Rod Bolt Torques
This information comes partly from McCulloch Service bulletins K151A and K161 which supersede some torque information in the later kart manuals. A copy of this is located at the McCulloch page of the R.E.A.R. website. (see the McCulloch service documents section on that page)
For all the kart engines from Mc5 up to and including Mc8, alloy socket head cap bolts were used. Torque value recommended for these bolts is 65 – 70 in-lb
Part numbers for the alloy screws are 101356 and 104589.
For engines starting with Mc9 up to and including the 101 series, recommended torque values are 105 – 110 in-lbs.
Part numbers for these bolts are 60210A, 60211A, 47819A and splined head #110720.
These bolts have rolled threads and are stronger than the alloy bolts. The new bolts can be substituted on the older rods but should only be torqued to the value recommend for the alloy bolts. Rods pre-dating the Mc8 are not as robust as the newer rods an could be deformed if torqued over the rated value.
Appendix 2 (Table of torque values)
Parts Torque (in-lbs) Torque (ft-lbs)
Breaker Point Screw 30 – 35 2.5 – 3
Carburetor Nuts 90 – 100 7.5 – 8.33
Manifold to Block 60 – 65 5 – 5.5
Coil Lamination Screws 55 – 60 4.5 – 5
Condenser Screw 30 – 35 2.5 – 3
Connecting Rod Bolts (See appendix 1)
Crankcase End cover Screws 60 – 65 5 – 5.5
Crankcase Bottom Bolts 95 – 100 8 – 8.5
Cylinder Head Bolts 65 – 75 5.5 – 6
Exhaust Stack Screws 55 – 60 4.5 – 5
Fan Housing Screws 55 – 60 4.5 – 5

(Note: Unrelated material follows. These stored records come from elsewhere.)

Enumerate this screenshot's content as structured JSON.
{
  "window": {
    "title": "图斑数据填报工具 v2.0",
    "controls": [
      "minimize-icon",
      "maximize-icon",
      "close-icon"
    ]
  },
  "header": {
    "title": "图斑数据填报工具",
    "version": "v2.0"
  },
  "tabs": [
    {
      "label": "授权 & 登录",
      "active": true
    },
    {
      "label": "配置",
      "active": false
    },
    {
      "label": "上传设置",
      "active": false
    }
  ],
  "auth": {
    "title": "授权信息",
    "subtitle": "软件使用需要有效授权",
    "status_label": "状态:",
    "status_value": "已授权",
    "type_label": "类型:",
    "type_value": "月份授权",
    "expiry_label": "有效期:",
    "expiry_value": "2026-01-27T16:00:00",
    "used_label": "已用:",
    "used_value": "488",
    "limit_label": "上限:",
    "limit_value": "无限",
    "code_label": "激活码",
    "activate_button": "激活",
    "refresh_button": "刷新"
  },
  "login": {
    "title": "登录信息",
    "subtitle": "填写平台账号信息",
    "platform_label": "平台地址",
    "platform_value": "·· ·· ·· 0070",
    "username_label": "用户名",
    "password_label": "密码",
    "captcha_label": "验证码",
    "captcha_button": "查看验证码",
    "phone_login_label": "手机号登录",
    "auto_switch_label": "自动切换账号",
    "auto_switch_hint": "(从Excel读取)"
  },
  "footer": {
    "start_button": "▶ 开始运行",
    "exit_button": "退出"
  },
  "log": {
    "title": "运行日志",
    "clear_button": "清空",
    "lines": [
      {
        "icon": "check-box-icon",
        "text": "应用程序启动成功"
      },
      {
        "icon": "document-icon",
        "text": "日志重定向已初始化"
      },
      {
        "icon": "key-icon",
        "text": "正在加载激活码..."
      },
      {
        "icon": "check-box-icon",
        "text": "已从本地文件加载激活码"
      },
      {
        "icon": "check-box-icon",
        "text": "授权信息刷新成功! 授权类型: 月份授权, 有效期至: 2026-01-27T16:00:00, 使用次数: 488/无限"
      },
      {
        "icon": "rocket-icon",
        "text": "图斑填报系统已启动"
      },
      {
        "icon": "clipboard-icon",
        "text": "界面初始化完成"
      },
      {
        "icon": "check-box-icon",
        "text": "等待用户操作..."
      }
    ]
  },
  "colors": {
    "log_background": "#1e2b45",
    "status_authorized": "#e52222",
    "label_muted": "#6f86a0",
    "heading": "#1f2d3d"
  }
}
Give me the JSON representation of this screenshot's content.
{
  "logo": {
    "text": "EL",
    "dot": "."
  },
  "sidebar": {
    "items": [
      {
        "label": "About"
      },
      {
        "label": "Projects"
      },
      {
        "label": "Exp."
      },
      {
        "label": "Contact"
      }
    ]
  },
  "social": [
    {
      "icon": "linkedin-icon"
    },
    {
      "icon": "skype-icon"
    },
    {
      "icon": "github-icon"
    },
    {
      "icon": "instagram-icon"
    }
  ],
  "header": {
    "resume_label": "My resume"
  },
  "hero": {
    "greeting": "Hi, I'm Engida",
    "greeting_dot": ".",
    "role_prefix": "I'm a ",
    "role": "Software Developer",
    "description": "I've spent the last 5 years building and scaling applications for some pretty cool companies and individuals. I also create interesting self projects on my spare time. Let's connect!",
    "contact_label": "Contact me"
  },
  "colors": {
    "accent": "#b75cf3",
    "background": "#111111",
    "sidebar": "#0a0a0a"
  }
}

Flywheel Nut 300 – 360 25 – 30
Reed Valve Clamp Screws 30 – 35 2.5 – 3
Spark Plug 216 – 264 18 – 22
Clutch / Sprocket Nut 260 – 300 22 - 25